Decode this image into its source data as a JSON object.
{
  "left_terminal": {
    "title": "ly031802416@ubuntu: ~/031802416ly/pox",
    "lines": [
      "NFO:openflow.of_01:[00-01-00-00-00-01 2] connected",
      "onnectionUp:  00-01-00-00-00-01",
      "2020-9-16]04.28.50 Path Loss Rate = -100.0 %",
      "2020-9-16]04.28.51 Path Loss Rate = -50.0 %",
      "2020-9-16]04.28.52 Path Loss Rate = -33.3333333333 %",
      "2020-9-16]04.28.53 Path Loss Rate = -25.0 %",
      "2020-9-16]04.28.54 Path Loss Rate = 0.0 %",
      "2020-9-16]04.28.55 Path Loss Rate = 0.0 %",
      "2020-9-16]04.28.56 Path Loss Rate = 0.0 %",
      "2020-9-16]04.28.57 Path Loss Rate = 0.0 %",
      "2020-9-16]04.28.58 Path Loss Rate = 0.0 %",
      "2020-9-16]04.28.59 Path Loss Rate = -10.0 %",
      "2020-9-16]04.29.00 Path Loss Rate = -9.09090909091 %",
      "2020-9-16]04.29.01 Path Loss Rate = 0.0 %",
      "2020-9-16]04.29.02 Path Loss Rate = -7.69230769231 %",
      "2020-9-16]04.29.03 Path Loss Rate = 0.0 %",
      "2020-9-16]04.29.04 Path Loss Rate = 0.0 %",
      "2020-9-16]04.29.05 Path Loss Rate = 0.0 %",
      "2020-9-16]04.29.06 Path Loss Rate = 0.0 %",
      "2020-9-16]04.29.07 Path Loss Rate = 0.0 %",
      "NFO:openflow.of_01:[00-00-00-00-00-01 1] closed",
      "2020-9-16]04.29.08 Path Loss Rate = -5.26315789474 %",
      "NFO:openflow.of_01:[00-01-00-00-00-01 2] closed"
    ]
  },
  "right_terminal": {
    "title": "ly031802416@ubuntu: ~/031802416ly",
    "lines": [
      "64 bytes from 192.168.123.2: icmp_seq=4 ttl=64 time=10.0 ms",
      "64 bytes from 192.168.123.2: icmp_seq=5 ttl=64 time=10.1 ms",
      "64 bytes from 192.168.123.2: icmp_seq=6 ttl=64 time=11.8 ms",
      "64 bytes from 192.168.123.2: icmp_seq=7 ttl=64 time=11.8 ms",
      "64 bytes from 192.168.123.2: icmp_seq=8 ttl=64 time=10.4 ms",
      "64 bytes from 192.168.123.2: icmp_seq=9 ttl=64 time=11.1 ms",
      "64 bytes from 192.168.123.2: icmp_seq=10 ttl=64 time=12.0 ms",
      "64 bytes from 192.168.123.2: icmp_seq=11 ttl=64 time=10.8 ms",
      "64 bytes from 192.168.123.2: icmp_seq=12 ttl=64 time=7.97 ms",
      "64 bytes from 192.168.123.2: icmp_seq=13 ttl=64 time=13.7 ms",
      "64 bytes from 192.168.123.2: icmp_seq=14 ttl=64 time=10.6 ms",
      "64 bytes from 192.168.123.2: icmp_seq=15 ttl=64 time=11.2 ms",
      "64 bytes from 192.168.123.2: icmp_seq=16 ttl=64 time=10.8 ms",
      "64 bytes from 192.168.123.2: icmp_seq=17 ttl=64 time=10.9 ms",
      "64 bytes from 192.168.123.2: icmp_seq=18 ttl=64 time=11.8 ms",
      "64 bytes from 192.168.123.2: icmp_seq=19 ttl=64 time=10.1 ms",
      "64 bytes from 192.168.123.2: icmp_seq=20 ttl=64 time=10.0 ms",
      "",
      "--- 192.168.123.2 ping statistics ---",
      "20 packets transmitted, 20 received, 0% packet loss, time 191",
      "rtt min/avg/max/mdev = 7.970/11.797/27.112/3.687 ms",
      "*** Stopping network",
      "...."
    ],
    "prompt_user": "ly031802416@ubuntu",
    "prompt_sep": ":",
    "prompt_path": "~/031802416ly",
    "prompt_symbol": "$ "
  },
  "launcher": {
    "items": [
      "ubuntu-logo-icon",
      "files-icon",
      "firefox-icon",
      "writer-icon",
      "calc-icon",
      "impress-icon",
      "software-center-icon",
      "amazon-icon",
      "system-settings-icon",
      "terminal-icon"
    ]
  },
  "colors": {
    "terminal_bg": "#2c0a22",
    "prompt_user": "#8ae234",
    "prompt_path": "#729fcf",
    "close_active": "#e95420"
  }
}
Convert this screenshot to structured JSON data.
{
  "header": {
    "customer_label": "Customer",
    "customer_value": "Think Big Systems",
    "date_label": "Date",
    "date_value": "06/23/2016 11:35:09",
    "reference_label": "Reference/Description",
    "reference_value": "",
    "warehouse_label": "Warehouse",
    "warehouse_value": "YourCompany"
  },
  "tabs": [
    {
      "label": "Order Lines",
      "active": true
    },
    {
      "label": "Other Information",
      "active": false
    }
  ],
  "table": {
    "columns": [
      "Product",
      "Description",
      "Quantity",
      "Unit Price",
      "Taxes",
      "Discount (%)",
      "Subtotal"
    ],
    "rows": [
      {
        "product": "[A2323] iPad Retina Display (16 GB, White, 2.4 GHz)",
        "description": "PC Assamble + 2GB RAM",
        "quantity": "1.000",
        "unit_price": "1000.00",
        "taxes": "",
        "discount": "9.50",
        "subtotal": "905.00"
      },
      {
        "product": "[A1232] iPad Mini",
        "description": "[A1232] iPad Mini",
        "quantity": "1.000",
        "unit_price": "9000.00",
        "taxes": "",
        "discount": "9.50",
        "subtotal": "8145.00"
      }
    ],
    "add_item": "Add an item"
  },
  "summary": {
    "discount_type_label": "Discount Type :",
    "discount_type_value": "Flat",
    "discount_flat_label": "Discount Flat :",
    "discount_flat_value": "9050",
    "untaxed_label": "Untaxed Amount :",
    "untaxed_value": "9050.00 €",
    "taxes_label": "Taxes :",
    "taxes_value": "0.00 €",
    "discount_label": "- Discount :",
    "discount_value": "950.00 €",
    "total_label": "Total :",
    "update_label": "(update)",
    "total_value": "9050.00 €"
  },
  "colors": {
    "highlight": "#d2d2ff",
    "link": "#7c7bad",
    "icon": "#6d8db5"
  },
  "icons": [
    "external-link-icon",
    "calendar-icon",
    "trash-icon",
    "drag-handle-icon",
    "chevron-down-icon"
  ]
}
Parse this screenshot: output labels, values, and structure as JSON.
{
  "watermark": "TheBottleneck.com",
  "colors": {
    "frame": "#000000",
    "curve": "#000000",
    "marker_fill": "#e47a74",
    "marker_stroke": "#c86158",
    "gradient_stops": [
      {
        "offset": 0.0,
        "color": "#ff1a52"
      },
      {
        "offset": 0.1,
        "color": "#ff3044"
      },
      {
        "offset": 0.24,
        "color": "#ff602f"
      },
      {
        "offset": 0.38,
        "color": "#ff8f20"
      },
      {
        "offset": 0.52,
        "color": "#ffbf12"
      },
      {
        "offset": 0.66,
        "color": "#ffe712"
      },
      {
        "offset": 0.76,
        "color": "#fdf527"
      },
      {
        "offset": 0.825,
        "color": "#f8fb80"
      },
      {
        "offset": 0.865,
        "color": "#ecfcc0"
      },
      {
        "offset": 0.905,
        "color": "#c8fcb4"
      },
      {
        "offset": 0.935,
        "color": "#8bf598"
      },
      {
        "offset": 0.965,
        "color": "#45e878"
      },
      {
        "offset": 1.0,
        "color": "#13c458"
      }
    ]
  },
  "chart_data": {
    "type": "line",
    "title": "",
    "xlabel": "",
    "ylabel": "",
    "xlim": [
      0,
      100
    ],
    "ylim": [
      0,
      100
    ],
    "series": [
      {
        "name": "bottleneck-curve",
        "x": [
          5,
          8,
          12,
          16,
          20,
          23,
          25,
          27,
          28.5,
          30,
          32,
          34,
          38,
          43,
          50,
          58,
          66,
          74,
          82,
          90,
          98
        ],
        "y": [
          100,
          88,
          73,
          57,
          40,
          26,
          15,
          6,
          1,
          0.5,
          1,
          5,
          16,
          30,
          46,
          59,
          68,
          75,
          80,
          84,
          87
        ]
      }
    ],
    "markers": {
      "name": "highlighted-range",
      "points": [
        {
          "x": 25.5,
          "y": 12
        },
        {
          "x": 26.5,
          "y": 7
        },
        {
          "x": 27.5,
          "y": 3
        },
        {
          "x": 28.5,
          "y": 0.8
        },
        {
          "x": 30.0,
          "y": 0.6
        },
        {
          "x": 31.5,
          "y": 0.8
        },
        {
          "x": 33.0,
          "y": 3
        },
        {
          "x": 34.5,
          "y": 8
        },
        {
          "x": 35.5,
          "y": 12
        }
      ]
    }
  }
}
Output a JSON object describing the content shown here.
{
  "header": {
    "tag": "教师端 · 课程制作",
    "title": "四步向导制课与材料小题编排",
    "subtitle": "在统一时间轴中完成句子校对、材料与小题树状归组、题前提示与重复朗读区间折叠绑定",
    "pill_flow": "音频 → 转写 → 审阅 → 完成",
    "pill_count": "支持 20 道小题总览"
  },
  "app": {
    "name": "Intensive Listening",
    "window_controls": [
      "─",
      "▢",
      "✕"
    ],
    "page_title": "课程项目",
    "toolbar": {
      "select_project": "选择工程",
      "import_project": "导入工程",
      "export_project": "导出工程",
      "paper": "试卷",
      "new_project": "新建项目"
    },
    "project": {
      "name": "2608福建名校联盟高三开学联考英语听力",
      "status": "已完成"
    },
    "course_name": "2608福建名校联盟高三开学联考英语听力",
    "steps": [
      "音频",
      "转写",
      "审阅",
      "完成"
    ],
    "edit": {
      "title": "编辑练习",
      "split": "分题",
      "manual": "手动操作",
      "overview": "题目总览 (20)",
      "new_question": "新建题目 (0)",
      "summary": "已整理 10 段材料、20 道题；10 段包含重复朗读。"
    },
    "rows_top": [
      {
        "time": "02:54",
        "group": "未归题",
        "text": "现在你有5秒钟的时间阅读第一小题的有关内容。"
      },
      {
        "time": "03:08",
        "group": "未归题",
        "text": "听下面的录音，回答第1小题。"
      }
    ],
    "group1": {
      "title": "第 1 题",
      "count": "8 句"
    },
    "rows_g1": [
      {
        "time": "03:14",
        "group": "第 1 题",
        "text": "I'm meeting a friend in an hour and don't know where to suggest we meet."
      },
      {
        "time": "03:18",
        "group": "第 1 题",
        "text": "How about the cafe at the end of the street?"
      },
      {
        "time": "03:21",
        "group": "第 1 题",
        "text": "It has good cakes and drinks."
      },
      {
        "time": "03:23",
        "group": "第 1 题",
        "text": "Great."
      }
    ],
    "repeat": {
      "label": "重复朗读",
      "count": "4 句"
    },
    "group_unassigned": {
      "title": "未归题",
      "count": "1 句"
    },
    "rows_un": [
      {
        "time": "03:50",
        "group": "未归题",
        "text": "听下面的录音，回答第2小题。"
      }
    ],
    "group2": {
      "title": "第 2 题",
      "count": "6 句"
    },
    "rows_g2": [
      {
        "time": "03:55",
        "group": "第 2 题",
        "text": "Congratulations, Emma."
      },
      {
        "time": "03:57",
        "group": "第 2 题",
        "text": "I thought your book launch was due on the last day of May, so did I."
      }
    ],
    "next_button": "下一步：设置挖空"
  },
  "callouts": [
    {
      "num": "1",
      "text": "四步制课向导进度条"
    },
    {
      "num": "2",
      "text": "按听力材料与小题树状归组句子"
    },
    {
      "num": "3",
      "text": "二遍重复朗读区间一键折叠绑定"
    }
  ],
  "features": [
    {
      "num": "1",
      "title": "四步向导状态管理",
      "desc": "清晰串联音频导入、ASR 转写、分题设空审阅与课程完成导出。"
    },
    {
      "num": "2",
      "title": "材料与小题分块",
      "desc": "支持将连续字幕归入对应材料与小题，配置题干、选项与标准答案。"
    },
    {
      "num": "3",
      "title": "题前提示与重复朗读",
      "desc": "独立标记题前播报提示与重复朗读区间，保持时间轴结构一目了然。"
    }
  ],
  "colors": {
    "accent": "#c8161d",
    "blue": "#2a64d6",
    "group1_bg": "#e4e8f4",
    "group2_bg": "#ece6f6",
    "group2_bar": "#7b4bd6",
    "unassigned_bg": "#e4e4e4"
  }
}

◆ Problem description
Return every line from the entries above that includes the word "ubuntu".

◆ Result below
    "title": "ly031802416@ubuntu: ~/031802416ly/pox",
    "title": "ly031802416@ubuntu: ~/031802416ly",
    "prompt_user": "ly031802416@ubuntu",
      "ubuntu-logo-icon",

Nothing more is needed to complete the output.